• _Work task_:
From the material beneath, pull every line with the word "para".

Start of Data under study

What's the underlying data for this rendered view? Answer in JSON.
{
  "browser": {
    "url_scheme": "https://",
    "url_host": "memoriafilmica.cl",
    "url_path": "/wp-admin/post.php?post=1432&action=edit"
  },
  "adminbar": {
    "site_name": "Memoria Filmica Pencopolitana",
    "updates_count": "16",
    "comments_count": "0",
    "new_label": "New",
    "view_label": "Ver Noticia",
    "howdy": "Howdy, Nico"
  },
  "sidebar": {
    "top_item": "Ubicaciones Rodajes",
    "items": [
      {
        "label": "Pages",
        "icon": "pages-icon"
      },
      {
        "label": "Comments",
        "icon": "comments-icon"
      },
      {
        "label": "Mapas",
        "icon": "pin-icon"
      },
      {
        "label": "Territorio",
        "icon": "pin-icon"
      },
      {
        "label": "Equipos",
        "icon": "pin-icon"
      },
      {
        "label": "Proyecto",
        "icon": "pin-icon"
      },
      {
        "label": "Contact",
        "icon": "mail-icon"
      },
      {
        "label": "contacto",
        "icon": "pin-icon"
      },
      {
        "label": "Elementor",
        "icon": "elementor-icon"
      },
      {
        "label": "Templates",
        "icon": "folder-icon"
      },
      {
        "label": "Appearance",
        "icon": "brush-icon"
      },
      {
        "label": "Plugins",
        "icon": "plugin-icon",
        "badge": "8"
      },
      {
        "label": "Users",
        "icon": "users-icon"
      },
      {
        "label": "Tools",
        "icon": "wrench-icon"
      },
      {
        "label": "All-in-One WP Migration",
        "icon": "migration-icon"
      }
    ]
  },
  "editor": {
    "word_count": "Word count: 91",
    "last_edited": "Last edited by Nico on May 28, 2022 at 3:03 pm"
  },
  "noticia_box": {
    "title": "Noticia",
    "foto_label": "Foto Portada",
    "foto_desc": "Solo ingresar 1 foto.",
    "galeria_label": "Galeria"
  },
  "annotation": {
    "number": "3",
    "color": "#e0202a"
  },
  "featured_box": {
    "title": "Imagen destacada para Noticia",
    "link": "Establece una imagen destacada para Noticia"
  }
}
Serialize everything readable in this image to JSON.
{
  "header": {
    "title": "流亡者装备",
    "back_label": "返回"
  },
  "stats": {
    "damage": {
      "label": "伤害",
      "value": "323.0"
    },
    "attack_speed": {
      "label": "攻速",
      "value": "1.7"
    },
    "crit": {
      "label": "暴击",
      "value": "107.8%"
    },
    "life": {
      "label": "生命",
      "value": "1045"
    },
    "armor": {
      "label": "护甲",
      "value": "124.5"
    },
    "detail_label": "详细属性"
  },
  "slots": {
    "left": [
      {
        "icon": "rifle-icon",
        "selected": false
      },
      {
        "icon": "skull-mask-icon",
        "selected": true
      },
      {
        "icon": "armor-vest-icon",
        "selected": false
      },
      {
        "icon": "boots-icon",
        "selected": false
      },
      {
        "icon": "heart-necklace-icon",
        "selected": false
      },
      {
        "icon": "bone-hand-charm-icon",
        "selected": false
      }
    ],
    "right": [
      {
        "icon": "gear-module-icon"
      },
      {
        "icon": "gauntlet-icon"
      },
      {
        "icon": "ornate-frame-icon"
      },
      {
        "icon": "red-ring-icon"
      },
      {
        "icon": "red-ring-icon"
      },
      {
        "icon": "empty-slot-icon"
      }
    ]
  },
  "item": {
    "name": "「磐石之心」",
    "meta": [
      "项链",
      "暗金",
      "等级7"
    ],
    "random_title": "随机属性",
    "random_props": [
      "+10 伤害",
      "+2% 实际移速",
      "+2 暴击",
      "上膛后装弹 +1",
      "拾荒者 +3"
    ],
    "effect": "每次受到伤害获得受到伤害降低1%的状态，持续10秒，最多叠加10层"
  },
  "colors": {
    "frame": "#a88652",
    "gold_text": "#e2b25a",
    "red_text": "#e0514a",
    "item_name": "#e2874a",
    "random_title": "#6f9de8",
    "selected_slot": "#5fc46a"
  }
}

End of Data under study

• _Worked solution_:
    "title": "Imagen destacada para Noticia",
    "link": "Establece una imagen destacada para Noticia"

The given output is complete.